> **WHAT THIS TASK INVOLVES**
The lines to copy are those with "Impostazioni" in them. Pull each one from the entries below.

> **Dataset entries**

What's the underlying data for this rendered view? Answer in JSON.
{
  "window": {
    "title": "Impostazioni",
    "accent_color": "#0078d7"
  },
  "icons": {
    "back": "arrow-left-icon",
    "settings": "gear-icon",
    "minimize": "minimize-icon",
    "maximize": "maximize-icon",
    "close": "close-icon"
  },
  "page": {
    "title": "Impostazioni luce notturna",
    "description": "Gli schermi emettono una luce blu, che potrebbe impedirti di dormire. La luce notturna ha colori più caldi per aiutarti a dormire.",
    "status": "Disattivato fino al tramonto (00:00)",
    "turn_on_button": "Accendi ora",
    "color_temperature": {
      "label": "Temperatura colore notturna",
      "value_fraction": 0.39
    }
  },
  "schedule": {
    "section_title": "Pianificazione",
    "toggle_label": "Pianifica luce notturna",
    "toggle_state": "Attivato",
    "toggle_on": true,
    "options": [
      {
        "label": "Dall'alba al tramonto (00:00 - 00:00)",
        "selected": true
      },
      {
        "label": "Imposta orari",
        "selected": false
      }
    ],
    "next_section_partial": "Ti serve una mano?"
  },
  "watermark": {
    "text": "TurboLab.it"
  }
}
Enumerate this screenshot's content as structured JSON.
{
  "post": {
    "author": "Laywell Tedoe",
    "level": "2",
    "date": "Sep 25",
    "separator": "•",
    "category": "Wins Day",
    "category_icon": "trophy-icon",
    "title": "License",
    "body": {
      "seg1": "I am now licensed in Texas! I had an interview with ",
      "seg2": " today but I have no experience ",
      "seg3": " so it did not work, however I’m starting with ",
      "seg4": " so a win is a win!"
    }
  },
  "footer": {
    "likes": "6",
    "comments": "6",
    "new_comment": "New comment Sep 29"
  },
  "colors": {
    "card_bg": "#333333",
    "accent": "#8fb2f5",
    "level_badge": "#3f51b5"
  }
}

> **EXERCISE SOLUTION**
    "title": "Impostazioni",
    "title": "Impostazioni luce notturna",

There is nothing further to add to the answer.